Pitch Perfect, and I’m going to fight hard to avoid the puns that are already screaming to be made here, is finely tuned, outstandingly polished, instant-classic entertainment. One of the funniest movies of 2012.
Here’s a trailer, which, as always, has a scene we don’t see in the movie.
Released October 5, 2012
Written by Kay Cannon, based on the book by Mickey Rapkin
Directed by Jason Moore
Starring Anna Kendrick, Brittany Snow, Rebel Wilson, Anna Camp, Skylar Astin, Alexis Knapp, John Michael Higgins, Elizabeth Banks, Christopher Mintz-Plasse, and Ben Platt
* * * * *
Beca (Kendrick) shows up at Barden University a year after the all-female a-capella group horribly bombed at the state championships when one of their members puked on stage. That member is Aubrey (Camp), a tightly-wound young woman who is now the leader of the Barden Bellas. Her right-hand woman is the looser, fun-loving, very sweet Chloe (Snow). These two try to recruit Beca on the first day of classes, but Beca wants to be a music producer, a DJ, not a singer. She turns them down.
Chloe and Aubrey try to recruit others to their auditions, the most interesting of which is Fat Amy (Wilson), who is round but has no reason to believe that should affect her life or outlook on her social life.
At the same time, Jesse (Astin) shows up at Barden, friendly and filled with skilled vocal chords. His roommate, Benji (Platt), is an extreme nerd who can also sing. Both try out for the all-male a-capella group, but only Jesse gets in.
Beca decides to join the Bellas, but quickly butts heads with Aubrey, who believes that their traditional set list is the right way to go, whereas Beca thinks the group needs to try new things in order to compete.
Group dynamics ensue, along with a friendship between Beca and Jesse that blossoms into more. The story moves on in a generally formulaic fashion, but is populated by a bunch of people, mostly women, who are genuine and familiar and smart and really funny.
There is little to dislike about Pitch Perfect. The formulaic underdog story is predictable, but forgivable. There are a couple of gross-out moments that feel a little gratuitous, although the second is surprisingly useful to the story.
And that’s it. Pitch Perfect is delightfully written, acted, paced, scored, and edited. It could have come off twee, or like it has a message, or completely stupid– but it is full of genuine, authentic laughs at unforced, natural humor, much of which comes from snappy and intelligent dialogue. The dialogue, with some apologies, is written and tuned to a perfect pitch. This is an instant classic because of the incredibly quotable dialogue and deeply interesting and fun and engaging characters.
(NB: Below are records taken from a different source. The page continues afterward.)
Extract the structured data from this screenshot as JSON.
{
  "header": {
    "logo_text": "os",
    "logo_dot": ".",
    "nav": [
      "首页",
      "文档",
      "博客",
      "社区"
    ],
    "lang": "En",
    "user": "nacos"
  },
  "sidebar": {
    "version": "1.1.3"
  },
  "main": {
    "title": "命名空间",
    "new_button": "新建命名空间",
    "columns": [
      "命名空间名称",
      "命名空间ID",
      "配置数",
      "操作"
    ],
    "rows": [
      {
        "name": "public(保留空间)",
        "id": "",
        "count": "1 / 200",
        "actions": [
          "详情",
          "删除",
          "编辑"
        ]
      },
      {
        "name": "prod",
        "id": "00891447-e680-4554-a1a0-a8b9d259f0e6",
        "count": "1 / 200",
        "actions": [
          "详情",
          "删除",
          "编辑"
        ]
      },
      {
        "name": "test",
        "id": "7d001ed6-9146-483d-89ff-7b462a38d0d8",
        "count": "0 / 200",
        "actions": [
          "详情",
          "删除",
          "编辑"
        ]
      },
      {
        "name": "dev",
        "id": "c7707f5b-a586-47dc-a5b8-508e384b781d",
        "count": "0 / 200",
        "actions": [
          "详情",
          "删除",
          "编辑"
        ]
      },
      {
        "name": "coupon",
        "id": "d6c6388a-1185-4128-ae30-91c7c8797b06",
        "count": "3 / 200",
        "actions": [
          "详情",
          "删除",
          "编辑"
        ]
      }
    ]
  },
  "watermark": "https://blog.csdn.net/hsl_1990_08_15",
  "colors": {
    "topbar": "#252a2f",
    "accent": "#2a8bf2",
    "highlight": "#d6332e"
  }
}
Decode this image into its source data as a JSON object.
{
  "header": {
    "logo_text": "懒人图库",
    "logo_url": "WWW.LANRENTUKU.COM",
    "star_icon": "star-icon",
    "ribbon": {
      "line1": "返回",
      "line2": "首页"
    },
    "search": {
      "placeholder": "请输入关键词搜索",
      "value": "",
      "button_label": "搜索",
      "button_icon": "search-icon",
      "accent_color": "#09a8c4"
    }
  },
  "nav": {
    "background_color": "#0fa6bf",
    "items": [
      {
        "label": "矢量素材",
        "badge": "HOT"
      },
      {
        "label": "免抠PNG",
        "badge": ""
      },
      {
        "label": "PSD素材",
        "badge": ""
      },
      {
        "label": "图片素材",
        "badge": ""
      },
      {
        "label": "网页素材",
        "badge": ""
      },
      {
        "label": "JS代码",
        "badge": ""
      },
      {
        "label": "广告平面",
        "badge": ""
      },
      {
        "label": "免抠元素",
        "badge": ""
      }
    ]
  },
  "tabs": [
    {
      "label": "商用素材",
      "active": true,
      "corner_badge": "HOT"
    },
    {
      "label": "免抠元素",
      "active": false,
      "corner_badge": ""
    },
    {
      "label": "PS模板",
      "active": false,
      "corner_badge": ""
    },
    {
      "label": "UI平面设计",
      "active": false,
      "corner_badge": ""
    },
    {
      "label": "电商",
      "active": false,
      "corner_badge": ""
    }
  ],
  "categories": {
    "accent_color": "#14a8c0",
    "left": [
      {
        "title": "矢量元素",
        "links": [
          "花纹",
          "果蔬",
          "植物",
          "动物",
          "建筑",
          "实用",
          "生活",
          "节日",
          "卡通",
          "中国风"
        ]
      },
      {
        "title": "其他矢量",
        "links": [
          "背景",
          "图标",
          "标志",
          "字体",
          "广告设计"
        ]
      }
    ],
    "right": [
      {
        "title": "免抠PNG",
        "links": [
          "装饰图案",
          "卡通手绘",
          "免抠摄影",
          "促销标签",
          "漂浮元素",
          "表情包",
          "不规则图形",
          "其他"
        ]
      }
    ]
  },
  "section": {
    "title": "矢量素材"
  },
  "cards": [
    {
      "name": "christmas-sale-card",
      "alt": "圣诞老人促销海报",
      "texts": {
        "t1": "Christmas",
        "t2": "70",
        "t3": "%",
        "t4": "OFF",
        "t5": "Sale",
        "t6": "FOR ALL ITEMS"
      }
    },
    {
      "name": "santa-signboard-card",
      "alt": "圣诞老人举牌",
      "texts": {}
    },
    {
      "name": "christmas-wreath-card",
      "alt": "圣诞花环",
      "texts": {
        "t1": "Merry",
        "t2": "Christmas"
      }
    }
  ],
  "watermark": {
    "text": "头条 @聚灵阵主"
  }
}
Added fun is provided by Elizabeth Banks and John Michael Higgins as play-by-play announcers during the singing competitions. Just hilarious.
Warning: Soapbox moment. This reviewer has refused to see Bridesmaids because, while it sounds incredibly funny, I feel like it is trying to make a statement to the effect that women can be just as crass and low-brow as men. And that they almost need to do so in order to be funny. I think that’s deeply insulting to women. Pitch Perfect is unbelievably hilarious and it’s not because a bunch of women are acting like crass men; they’re being genuine people who are true to their core and are smart and fun and adorable and sometimes gross but lots of times just good people doing funny things. I loved this movie because it’s not making a deliberate statement; its sheer perfect comedy makes a statement all by itself. Women are just as funny as men and they don’t have to act crass or gross or somebody else’s definition of edgy.
You need to see this movie.
Content warnings: some harsh language, some gross-out moments, a little sexual dialogue and suggested sexual situations.
Writing: 5 Acting: 5 Overall: 5
Be a perfect dear and pitch this review over to your social networks, why don’t you?